Work required: Answer with a bare number: the count of lines in the data below that contain the word "JSON".

━━━ Data shown

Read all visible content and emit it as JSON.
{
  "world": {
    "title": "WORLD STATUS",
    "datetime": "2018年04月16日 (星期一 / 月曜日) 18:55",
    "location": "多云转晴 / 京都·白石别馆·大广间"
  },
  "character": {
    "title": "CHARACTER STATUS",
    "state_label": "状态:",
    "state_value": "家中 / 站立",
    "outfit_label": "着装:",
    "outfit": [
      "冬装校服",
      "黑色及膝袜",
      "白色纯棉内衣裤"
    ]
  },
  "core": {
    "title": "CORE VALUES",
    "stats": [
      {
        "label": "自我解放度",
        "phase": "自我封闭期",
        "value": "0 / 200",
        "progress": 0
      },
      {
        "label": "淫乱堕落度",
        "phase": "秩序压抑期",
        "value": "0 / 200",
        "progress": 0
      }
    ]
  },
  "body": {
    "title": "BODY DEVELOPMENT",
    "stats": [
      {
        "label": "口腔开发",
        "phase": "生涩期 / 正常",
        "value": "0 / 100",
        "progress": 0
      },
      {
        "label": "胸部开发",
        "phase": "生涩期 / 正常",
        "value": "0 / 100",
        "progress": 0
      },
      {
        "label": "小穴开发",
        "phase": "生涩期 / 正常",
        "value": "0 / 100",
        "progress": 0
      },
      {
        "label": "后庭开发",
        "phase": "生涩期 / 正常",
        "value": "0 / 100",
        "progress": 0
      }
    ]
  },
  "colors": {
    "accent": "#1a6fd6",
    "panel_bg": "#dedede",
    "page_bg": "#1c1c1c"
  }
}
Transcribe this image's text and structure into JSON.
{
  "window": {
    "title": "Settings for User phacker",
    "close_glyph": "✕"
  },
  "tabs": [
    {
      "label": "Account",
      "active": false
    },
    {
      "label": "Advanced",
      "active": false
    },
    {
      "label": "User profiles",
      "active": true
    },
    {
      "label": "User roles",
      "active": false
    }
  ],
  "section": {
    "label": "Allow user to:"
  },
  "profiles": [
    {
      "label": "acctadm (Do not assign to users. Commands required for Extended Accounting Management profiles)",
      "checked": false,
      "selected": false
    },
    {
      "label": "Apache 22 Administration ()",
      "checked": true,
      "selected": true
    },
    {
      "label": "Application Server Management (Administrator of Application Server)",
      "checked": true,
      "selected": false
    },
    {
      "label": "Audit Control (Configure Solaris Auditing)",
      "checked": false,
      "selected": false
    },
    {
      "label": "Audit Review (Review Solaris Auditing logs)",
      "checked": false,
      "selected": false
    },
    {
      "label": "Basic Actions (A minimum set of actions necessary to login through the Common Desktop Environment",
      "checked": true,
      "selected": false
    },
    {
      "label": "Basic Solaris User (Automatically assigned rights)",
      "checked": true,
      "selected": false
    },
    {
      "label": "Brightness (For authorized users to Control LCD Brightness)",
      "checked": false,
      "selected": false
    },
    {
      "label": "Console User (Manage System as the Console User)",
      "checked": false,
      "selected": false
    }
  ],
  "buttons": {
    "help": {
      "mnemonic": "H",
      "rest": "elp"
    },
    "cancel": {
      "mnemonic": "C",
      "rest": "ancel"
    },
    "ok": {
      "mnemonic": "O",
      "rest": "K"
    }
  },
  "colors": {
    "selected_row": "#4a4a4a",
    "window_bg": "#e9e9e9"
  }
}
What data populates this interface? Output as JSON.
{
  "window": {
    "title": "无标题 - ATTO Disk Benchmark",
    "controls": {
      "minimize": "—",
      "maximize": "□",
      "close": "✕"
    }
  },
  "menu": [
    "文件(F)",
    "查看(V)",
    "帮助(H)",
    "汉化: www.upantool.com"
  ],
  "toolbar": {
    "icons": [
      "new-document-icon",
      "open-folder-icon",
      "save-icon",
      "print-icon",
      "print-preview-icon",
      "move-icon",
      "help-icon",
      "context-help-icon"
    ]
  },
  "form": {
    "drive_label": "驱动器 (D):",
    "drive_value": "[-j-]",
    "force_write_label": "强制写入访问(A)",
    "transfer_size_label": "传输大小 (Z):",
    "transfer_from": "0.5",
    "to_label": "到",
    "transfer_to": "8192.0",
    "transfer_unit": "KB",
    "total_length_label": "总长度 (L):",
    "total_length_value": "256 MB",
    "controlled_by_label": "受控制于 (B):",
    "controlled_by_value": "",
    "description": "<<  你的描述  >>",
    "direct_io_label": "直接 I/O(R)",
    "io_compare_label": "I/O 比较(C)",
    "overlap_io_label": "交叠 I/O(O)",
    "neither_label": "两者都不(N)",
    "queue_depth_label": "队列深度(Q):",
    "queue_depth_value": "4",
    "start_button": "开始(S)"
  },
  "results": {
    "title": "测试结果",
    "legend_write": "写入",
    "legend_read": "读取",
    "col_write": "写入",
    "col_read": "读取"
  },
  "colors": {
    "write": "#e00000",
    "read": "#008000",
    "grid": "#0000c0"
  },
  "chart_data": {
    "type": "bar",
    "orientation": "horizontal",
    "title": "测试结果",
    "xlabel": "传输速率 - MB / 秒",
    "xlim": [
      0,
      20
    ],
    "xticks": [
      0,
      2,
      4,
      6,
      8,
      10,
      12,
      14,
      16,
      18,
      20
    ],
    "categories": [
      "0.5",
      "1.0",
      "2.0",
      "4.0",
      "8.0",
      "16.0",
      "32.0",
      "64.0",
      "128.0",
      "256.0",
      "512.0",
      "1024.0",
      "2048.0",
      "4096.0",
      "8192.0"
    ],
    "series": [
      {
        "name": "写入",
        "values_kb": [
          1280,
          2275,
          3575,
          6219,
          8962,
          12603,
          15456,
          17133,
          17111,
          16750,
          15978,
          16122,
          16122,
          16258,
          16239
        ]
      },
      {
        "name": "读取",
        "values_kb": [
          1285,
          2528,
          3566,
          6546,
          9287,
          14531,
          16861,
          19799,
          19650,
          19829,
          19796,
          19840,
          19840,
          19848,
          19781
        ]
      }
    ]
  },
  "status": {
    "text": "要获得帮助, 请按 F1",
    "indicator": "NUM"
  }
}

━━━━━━

Answer area: 3